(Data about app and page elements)
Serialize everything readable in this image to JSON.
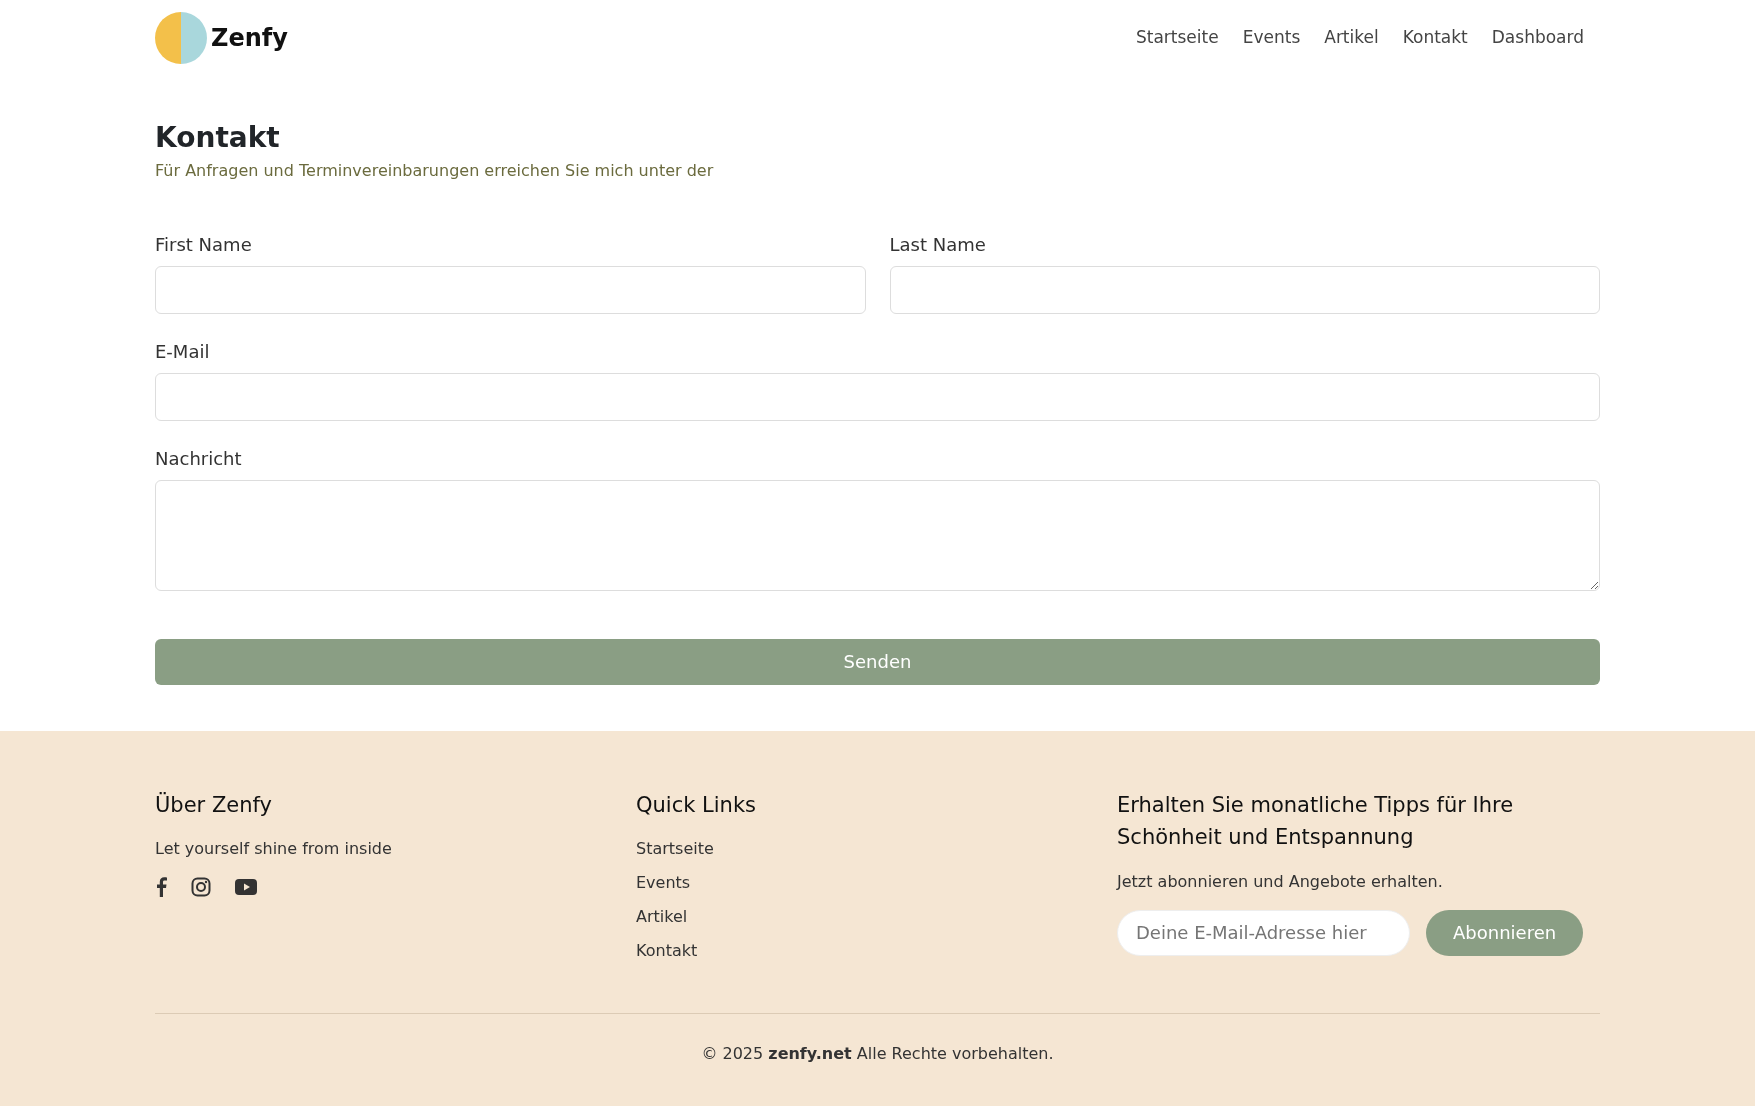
{
  "brand": {
    "name": "Zenfy"
  },
  "nav": [
    {
      "label": "Startseite"
    },
    {
      "label": "Events"
    },
    {
      "label": "Artikel"
    },
    {
      "label": "Kontakt"
    },
    {
      "label": "Dashboard"
    }
  ],
  "contact": {
    "title": "Kontakt",
    "subtitle": "Für Anfragen und Terminvereinbarungen erreichen Sie mich unter der",
    "rows": [
      [
        {
          "label": "First Name",
          "kind": "input"
        },
        {
          "label": "Last Name",
          "kind": "input"
        }
      ],
      [
        {
          "label": "E-Mail",
          "kind": "input"
        }
      ],
      [
        {
          "label": "Nachricht",
          "kind": "textarea"
        }
      ]
    ],
    "submit": "Senden"
  },
  "footer": {
    "about": {
      "title": "Über Zenfy",
      "text": "Let yourself shine from inside"
    },
    "quick_links": {
      "title": "Quick Links",
      "links": [
        "Startseite",
        "Events",
        "Artikel",
        "Kontakt"
      ]
    },
    "newsletter": {
      "title": "Erhalten Sie monatliche Tipps für Ihre Schönheit und Entspannung",
      "text": "Jetzt abonnieren und Angebote erhalten.",
      "placeholder": "Deine E-Mail-Adresse hier",
      "button": "Abonnieren"
    },
    "copyright": "© 2025 **zenfy.net** Alle Rechte vorbehalten."
  }
}
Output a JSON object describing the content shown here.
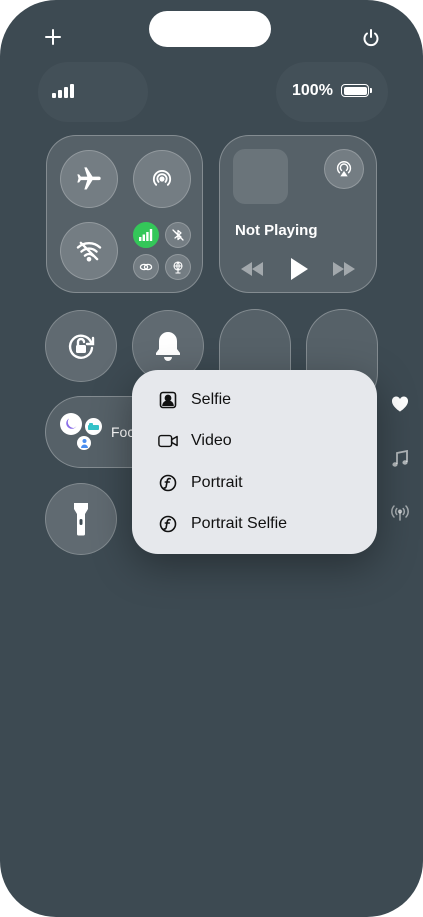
{
  "status": {
    "battery_percent": "100%",
    "battery_level": 1.0,
    "signal_bars": 4
  },
  "media": {
    "title": "Not Playing"
  },
  "focus": {
    "label_partial": "Foc"
  },
  "camera_menu": {
    "items": [
      {
        "label": "Selfie",
        "icon": "portrait-frame-icon"
      },
      {
        "label": "Video",
        "icon": "video-camera-icon"
      },
      {
        "label": "Portrait",
        "icon": "aperture-f-icon"
      },
      {
        "label": "Portrait Selfie",
        "icon": "aperture-f-icon"
      }
    ]
  },
  "colors": {
    "background": "#3d4a52",
    "cellular_active": "#34c759",
    "menu_background": "#e6e8ec"
  }
}
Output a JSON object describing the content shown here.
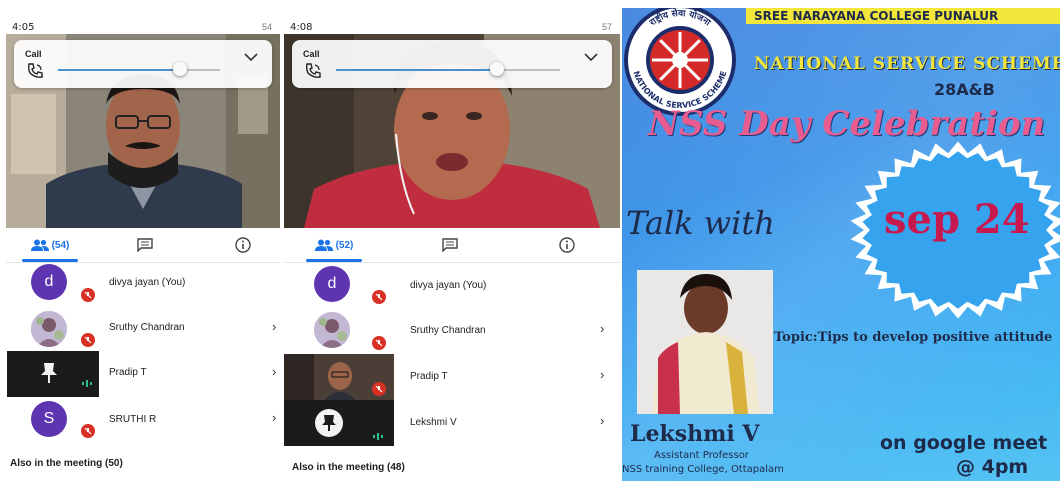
{
  "phone1": {
    "status_time": "4:05",
    "status_right": "54",
    "call_label": "Call",
    "slider_level": 0.75,
    "participants_count": "(54)",
    "participants": [
      {
        "avatar": "d",
        "name": "divya jayan (You)",
        "avatar_color": "#5e35b1"
      },
      {
        "avatar": "",
        "name": "Sruthy Chandran",
        "avatar_color": "#b0a8c6"
      },
      {
        "avatar": "",
        "name": "Pradip T",
        "avatar_color": "#1b1b1b"
      },
      {
        "avatar": "S",
        "name": "SRUTHI R",
        "avatar_color": "#5e35b1"
      }
    ],
    "also_in_meeting": "Also in the meeting (50)"
  },
  "phone2": {
    "status_time": "4:08",
    "status_right": "57",
    "call_label": "Call",
    "slider_level": 0.72,
    "participants_count": "(52)",
    "participants": [
      {
        "avatar": "d",
        "name": "divya jayan (You)",
        "avatar_color": "#5e35b1"
      },
      {
        "avatar": "",
        "name": "Sruthy Chandran",
        "avatar_color": "#b0a8c6"
      },
      {
        "avatar": "",
        "name": "Pradip T",
        "avatar_color": "#3a3230"
      },
      {
        "avatar": "",
        "name": "Lekshmi V",
        "avatar_color": "#1b1b1b"
      }
    ],
    "also_in_meeting": "Also in the meeting (48)"
  },
  "poster": {
    "college": "SREE NARAYANA COLLEGE PUNALUR",
    "logo_text_top": "राष्ट्रीय सेवा योजना",
    "logo_text_bottom": "NATIONAL SERVICE SCHEME",
    "scheme": "NATIONAL SERVICE SCHEME",
    "units": "28A&B",
    "event": "NSS Day Celebration",
    "talk_with": "Talk with",
    "date": "sep 24",
    "topic": "Topic:Tips to develop positive attitude",
    "speaker": "Lekshmi V",
    "designation": "Assistant Professor",
    "institution": "NSS training College, Ottapalam",
    "platform": "on google meet",
    "time": "@ 4pm",
    "colors": {
      "bg": "#2f9ae8",
      "title": "#e85c8f",
      "yellow": "#f2e63a",
      "dark": "#1e2a4a"
    }
  }
}
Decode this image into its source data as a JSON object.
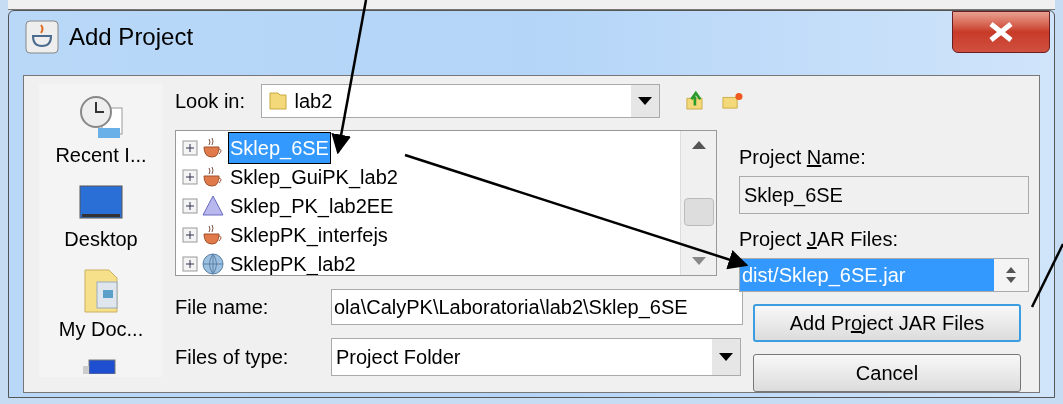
{
  "dialog": {
    "title": "Add Project"
  },
  "sidebar": {
    "items": [
      {
        "kind": "recent",
        "label": "Recent I..."
      },
      {
        "kind": "desktop",
        "label": "Desktop"
      },
      {
        "kind": "documents",
        "label": "My Doc..."
      },
      {
        "kind": "computer"
      }
    ]
  },
  "look_in": {
    "label": "Look in:",
    "value": "lab2"
  },
  "tree": {
    "items": [
      {
        "kind": "java",
        "label": "Sklep_6SE",
        "selected": true
      },
      {
        "kind": "java",
        "label": "Sklep_GuiPK_lab2",
        "selected": false
      },
      {
        "kind": "cone",
        "label": "Sklep_PK_lab2EE",
        "selected": false
      },
      {
        "kind": "java",
        "label": "SklepPK_interfejs",
        "selected": false
      },
      {
        "kind": "web",
        "label": "SklepPK_lab2",
        "selected": false
      }
    ]
  },
  "file_name": {
    "label": "File name:",
    "value": "ola\\CalyPK\\Laboratoria\\lab2\\Sklep_6SE"
  },
  "files_of_type": {
    "label": "Files of type:",
    "value": "Project Folder"
  },
  "project_name": {
    "label": {
      "pre": "Project ",
      "key": "N",
      "post": "ame:"
    },
    "value": "Sklep_6SE"
  },
  "jar_files": {
    "label": {
      "pre": "Project ",
      "key": "J",
      "post": "AR Files:"
    },
    "items": [
      {
        "label": "dist/Sklep_6SE.jar",
        "selected": true
      }
    ]
  },
  "buttons": [
    {
      "label": {
        "pre": "Add Pr",
        "key": "o",
        "post": "ject JAR Files"
      },
      "focused": true
    },
    {
      "label": {
        "pre": "Cancel"
      },
      "focused": false
    }
  ]
}
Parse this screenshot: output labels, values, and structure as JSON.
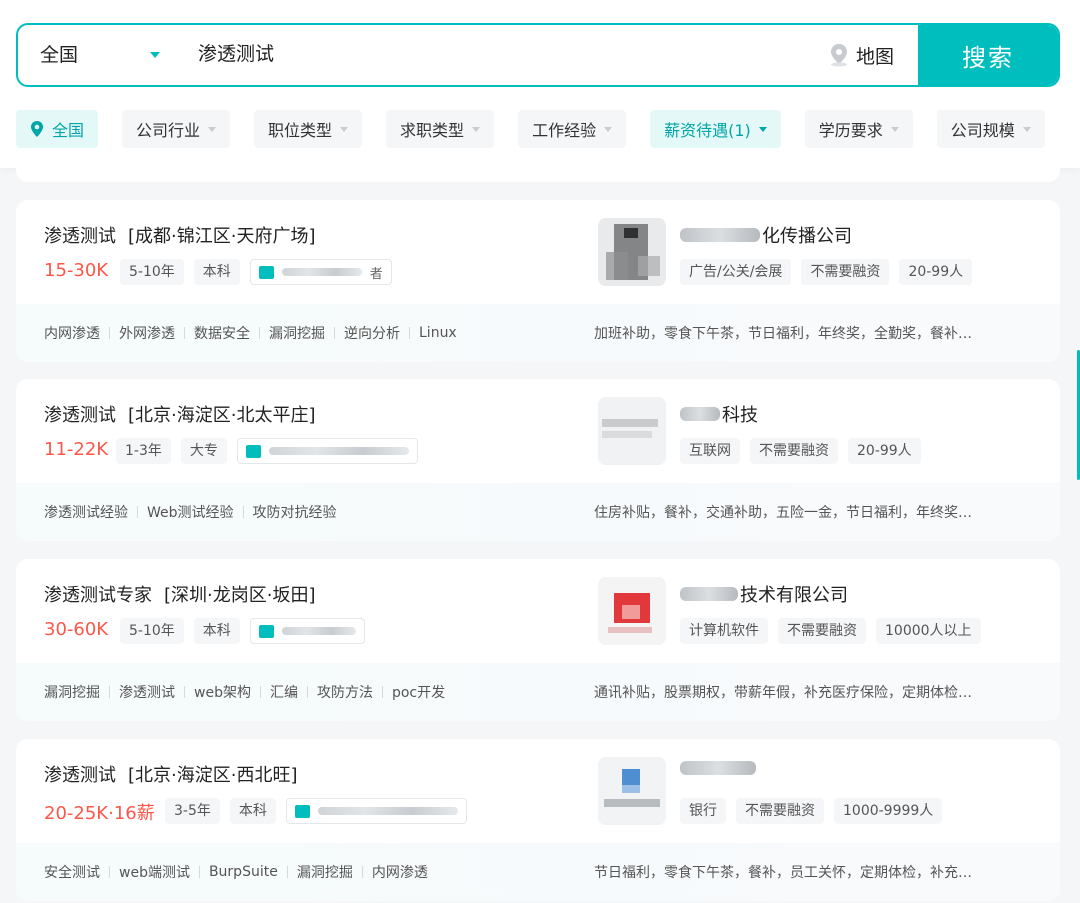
{
  "search": {
    "city": "全国",
    "query": "渗透测试",
    "map_label": "地图",
    "button_label": "搜索"
  },
  "filters": [
    {
      "label": "全国",
      "active": true,
      "icon": "location-pin-icon"
    },
    {
      "label": "公司行业"
    },
    {
      "label": "职位类型"
    },
    {
      "label": "求职类型"
    },
    {
      "label": "工作经验"
    },
    {
      "label": "薪资待遇(1)",
      "active": true
    },
    {
      "label": "学历要求"
    },
    {
      "label": "公司规模"
    }
  ],
  "jobs": [
    {
      "title": "渗透测试",
      "area": "[成都·锦江区·天府广场]",
      "salary": "15-30K",
      "experience": "5-10年",
      "education": "本科",
      "recruiter_visible": "者",
      "company_visible": "化传播公司",
      "company_tags": [
        "广告/公关/会展",
        "不需要融资",
        "20-99人"
      ],
      "skills": [
        "内网渗透",
        "外网渗透",
        "数据安全",
        "漏洞挖掘",
        "逆向分析",
        "Linux"
      ],
      "welfare": "加班补助，零食下午茶，节日福利，年终奖，全勤奖，餐补…"
    },
    {
      "title": "渗透测试",
      "area": "[北京·海淀区·北太平庄]",
      "salary": "11-22K",
      "experience": "1-3年",
      "education": "大专",
      "recruiter_visible": "",
      "company_visible": "科技",
      "company_tags": [
        "互联网",
        "不需要融资",
        "20-99人"
      ],
      "skills": [
        "渗透测试经验",
        "Web测试经验",
        "攻防对抗经验"
      ],
      "welfare": "住房补贴，餐补，交通补助，五险一金，节日福利，年终奖…"
    },
    {
      "title": "渗透测试专家",
      "area": "[深圳·龙岗区·坂田]",
      "salary": "30-60K",
      "experience": "5-10年",
      "education": "本科",
      "recruiter_visible": "",
      "company_visible": "技术有限公司",
      "company_tags": [
        "计算机软件",
        "不需要融资",
        "10000人以上"
      ],
      "skills": [
        "漏洞挖掘",
        "渗透测试",
        "web架构",
        "汇编",
        "攻防方法",
        "poc开发"
      ],
      "welfare": "通讯补贴，股票期权，带薪年假，补充医疗保险，定期体检…"
    },
    {
      "title": "渗透测试",
      "area": "[北京·海淀区·西北旺]",
      "salary": "20-25K·16薪",
      "experience": "3-5年",
      "education": "本科",
      "recruiter_visible": "",
      "company_visible": "",
      "company_tags": [
        "银行",
        "不需要融资",
        "1000-9999人"
      ],
      "skills": [
        "安全测试",
        "web端测试",
        "BurpSuite",
        "漏洞挖掘",
        "内网渗透"
      ],
      "welfare": "节日福利，零食下午茶，餐补，员工关怀，定期体检，补充…"
    }
  ],
  "colors": {
    "accent": "#00bebd",
    "salary": "#fe574a"
  }
}
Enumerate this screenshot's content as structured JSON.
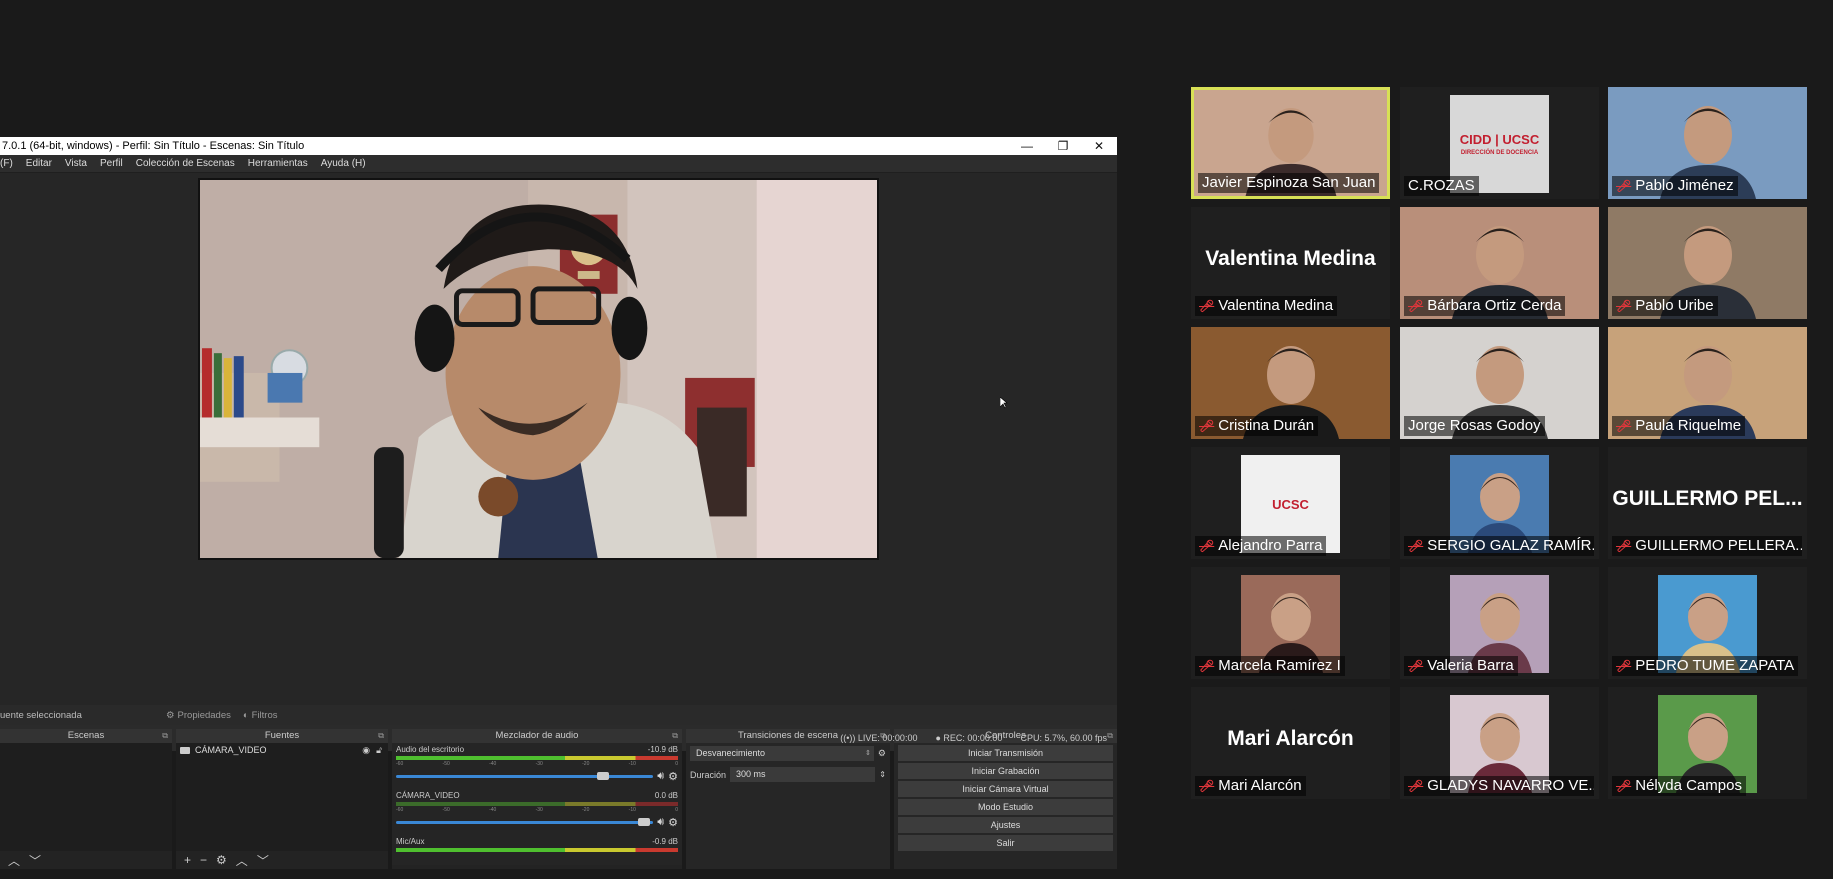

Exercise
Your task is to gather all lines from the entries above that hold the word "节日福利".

Task output
      "welfare": "加班补助，零食下午茶，节日福利，年终奖，全勤奖，餐补…"
      "welfare": "住房补贴，餐补，交通补助，五险一金，节日福利，年终奖…"
      "welfare": "节日福利，零食下午茶，餐补，员工关怀，定期体检，补充…"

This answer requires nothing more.